Richard Peralta
Contemporary Art

Angelus Natura Angelus Natura

Angelus Natura

Angelus Natura

Baroque Cosmovision and present-day Cusquenian art

Some 21st century Cusquenian artists continue to paint Andean baroque images also known as the Cusquenian School, but the majority of these artists no longer see or feel the world as the 17th century artists did, they express in their works another way of understanding religion, art, the era of globalisation and new technology, with the hope that cultural diversity will not disappear in order to show the difference and reaffirm us as Peruvians,
with the need to keep current art alive and impregnated in the social and cultural fabric of Cusco.

The current artist will be imbued with Andean baroque models, present in temples and museums such as painting and sculpture, together with all the techniques and creative processes that are still in force today and continue to be used fused with contemporary techniques and media.

Visual artists circulate in diverse creative areas, are characterised by their appropriation, are multidisciplinary on the basis of circulation and experimentation, and are influenced by pluralism, globalisation and exhibition strategies. Therefore, the current painting with dyes of tradition will have a hard battle against the proposals of contemporary art (new artistic behaviours and new technology), the eternal conflict between tradition and modernity of discursive plurality.
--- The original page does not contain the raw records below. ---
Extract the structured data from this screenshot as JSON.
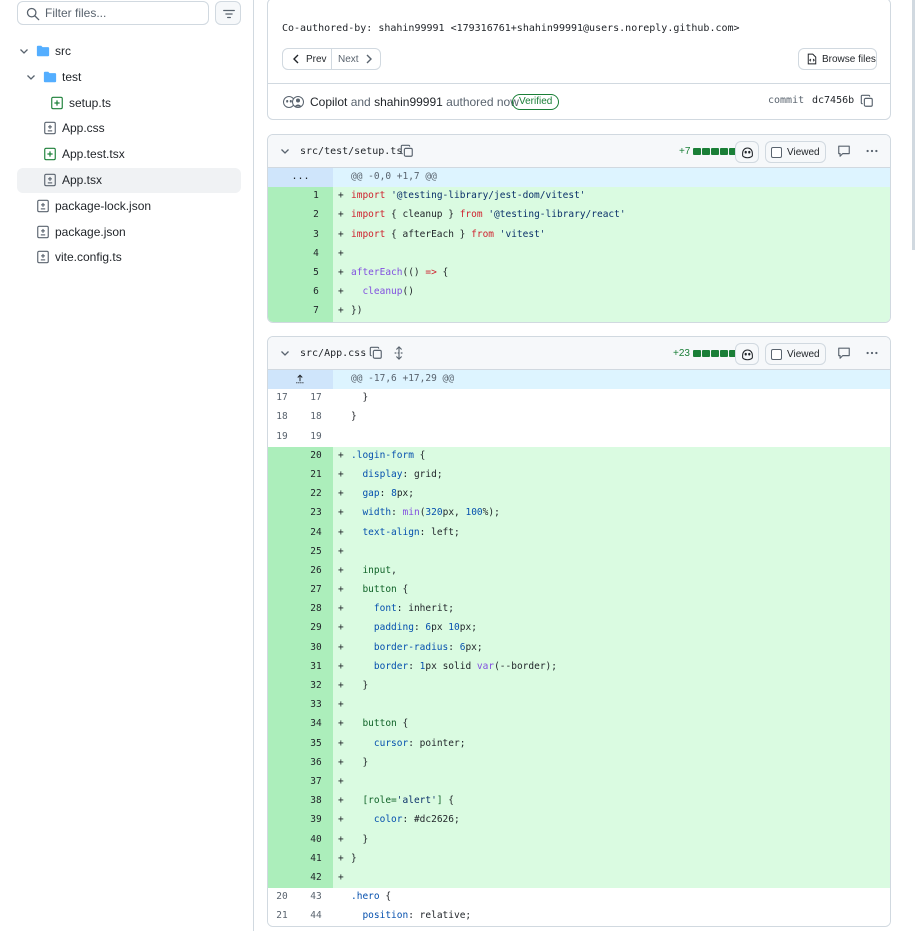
{
  "sidebar": {
    "filter_placeholder": "Filter files...",
    "tree": [
      {
        "label": "src",
        "type": "folder",
        "expanded": true,
        "depth": 0
      },
      {
        "label": "test",
        "type": "folder",
        "expanded": true,
        "depth": 1
      },
      {
        "label": "setup.ts",
        "type": "file-added",
        "depth": 2
      },
      {
        "label": "App.css",
        "type": "file-modified",
        "depth": 1
      },
      {
        "label": "App.test.tsx",
        "type": "file-added",
        "depth": 1
      },
      {
        "label": "App.tsx",
        "type": "file-modified",
        "depth": 1,
        "selected": true
      },
      {
        "label": "package-lock.json",
        "type": "file-modified",
        "depth": 0
      },
      {
        "label": "package.json",
        "type": "file-modified",
        "depth": 0
      },
      {
        "label": "vite.config.ts",
        "type": "file-modified",
        "depth": 0
      }
    ]
  },
  "commit": {
    "coauthored": "Co-authored-by: shahin99991 <179316761+shahin99991@users.noreply.github.com>",
    "prev_label": "Prev",
    "next_label": "Next",
    "browse_label": "Browse files",
    "author_copilot": "Copilot",
    "author_and": "and",
    "author_user": "shahin99991",
    "authored_text": "authored now",
    "verified_label": "Verified",
    "commit_word": "commit",
    "sha": "dc7456b"
  },
  "files": [
    {
      "name": "src/test/setup.ts",
      "additions": "+7",
      "viewed_label": "Viewed",
      "hunk_header": "@@ -0,0 +1,7 @@",
      "hunk_glyph": "...",
      "lines": [
        {
          "type": "add",
          "old": "",
          "new": "1",
          "text": "import '@testing-library/jest-dom/vitest'"
        },
        {
          "type": "add",
          "old": "",
          "new": "2",
          "text": "import { cleanup } from '@testing-library/react'"
        },
        {
          "type": "add",
          "old": "",
          "new": "3",
          "text": "import { afterEach } from 'vitest'"
        },
        {
          "type": "add",
          "old": "",
          "new": "4",
          "text": ""
        },
        {
          "type": "add",
          "old": "",
          "new": "5",
          "text": "afterEach(() => {"
        },
        {
          "type": "add",
          "old": "",
          "new": "6",
          "text": "  cleanup()"
        },
        {
          "type": "add",
          "old": "",
          "new": "7",
          "text": "})"
        }
      ]
    },
    {
      "name": "src/App.css",
      "additions": "+23",
      "viewed_label": "Viewed",
      "hunk_header": "@@ -17,6 +17,29 @@",
      "hunk_glyph": "expand-up",
      "lines": [
        {
          "type": "ctx",
          "old": "17",
          "new": "17",
          "text": "  }"
        },
        {
          "type": "ctx",
          "old": "18",
          "new": "18",
          "text": "}"
        },
        {
          "type": "ctx",
          "old": "19",
          "new": "19",
          "text": ""
        },
        {
          "type": "add",
          "old": "",
          "new": "20",
          "text": ".login-form {"
        },
        {
          "type": "add",
          "old": "",
          "new": "21",
          "text": "  display: grid;"
        },
        {
          "type": "add",
          "old": "",
          "new": "22",
          "text": "  gap: 8px;"
        },
        {
          "type": "add",
          "old": "",
          "new": "23",
          "text": "  width: min(320px, 100%);"
        },
        {
          "type": "add",
          "old": "",
          "new": "24",
          "text": "  text-align: left;"
        },
        {
          "type": "add",
          "old": "",
          "new": "25",
          "text": ""
        },
        {
          "type": "add",
          "old": "",
          "new": "26",
          "text": "  input,"
        },
        {
          "type": "add",
          "old": "",
          "new": "27",
          "text": "  button {"
        },
        {
          "type": "add",
          "old": "",
          "new": "28",
          "text": "    font: inherit;"
        },
        {
          "type": "add",
          "old": "",
          "new": "29",
          "text": "    padding: 6px 10px;"
        },
        {
          "type": "add",
          "old": "",
          "new": "30",
          "text": "    border-radius: 6px;"
        },
        {
          "type": "add",
          "old": "",
          "new": "31",
          "text": "    border: 1px solid var(--border);"
        },
        {
          "type": "add",
          "old": "",
          "new": "32",
          "text": "  }"
        },
        {
          "type": "add",
          "old": "",
          "new": "33",
          "text": ""
        },
        {
          "type": "add",
          "old": "",
          "new": "34",
          "text": "  button {"
        },
        {
          "type": "add",
          "old": "",
          "new": "35",
          "text": "    cursor: pointer;"
        },
        {
          "type": "add",
          "old": "",
          "new": "36",
          "text": "  }"
        },
        {
          "type": "add",
          "old": "",
          "new": "37",
          "text": ""
        },
        {
          "type": "add",
          "old": "",
          "new": "38",
          "text": "  [role='alert'] {"
        },
        {
          "type": "add",
          "old": "",
          "new": "39",
          "text": "    color: #dc2626;"
        },
        {
          "type": "add",
          "old": "",
          "new": "40",
          "text": "  }"
        },
        {
          "type": "add",
          "old": "",
          "new": "41",
          "text": "}"
        },
        {
          "type": "add",
          "old": "",
          "new": "42",
          "text": ""
        },
        {
          "type": "ctx",
          "old": "20",
          "new": "43",
          "text": ".hero {"
        },
        {
          "type": "ctx",
          "old": "21",
          "new": "44",
          "text": "  position: relative;"
        }
      ]
    }
  ],
  "colors": {
    "accent_green": "#1a7f37",
    "add_bg": "#dafbe1",
    "add_gutter": "#aceebb",
    "hunk_bg": "#ddf4ff",
    "border": "#d1d9e0"
  }
}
Ultimately, this clash of past and present canons, which differ in concept and aesthetics, will give rise to a unique and original painting: a neo-baroque art with an air of antiquity while remaining contemporary.

The Andean Baroque was an artistic current of great impact that spread throughout Upper Peru and other neighbouring countries. This movement, typical of Western culture, shaped a new way of conceiving art, starting from different historical and cultural contexts, and therefore radically transformed the culture and society of those times and continues to do so, influencing many artists today.
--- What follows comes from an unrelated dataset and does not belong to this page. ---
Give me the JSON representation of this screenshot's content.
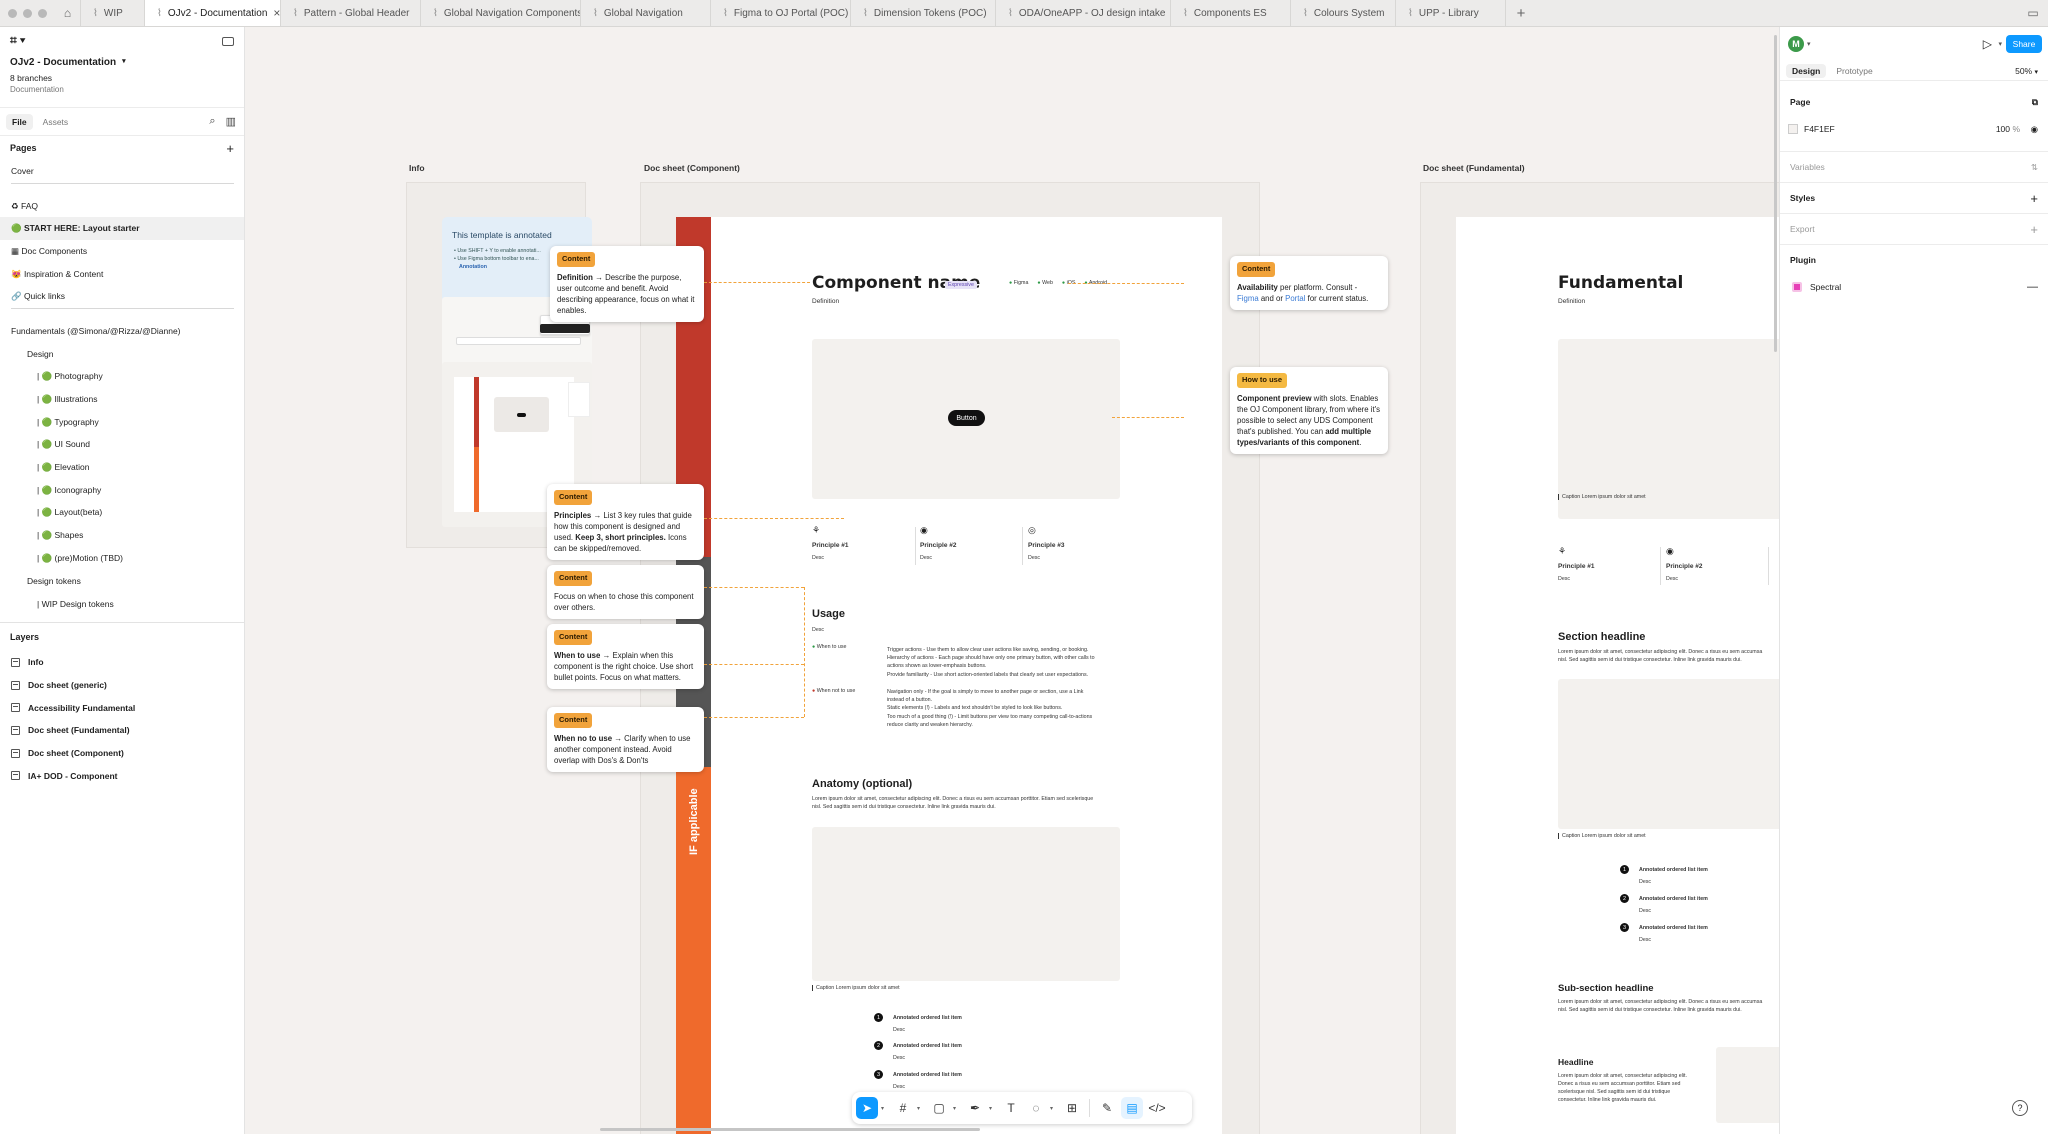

 Richard Peralta

"It is a set of works fundamentally "neo-baroque" about angels and archangels, materialised in oil on canvas and mixed techniques, as a maker of living images, he plays between the earthly and the celestial, between the human and the divine, showing us these beings half divine, half human; so close and alive in front of our eyes. Perhaps because he uses images of real models to create them, this is the reason why we feel so close to his angels and archangels, and allows us for a few moments to see ourselves and move among them. After a long workshop work, we are now in front of this exhibition, which is also presented in the cloisters of a convent; a place that gives us the ideal atmosphere to appreciate and assimilate it in its real dimension."

Oscar Casafranca Vásquez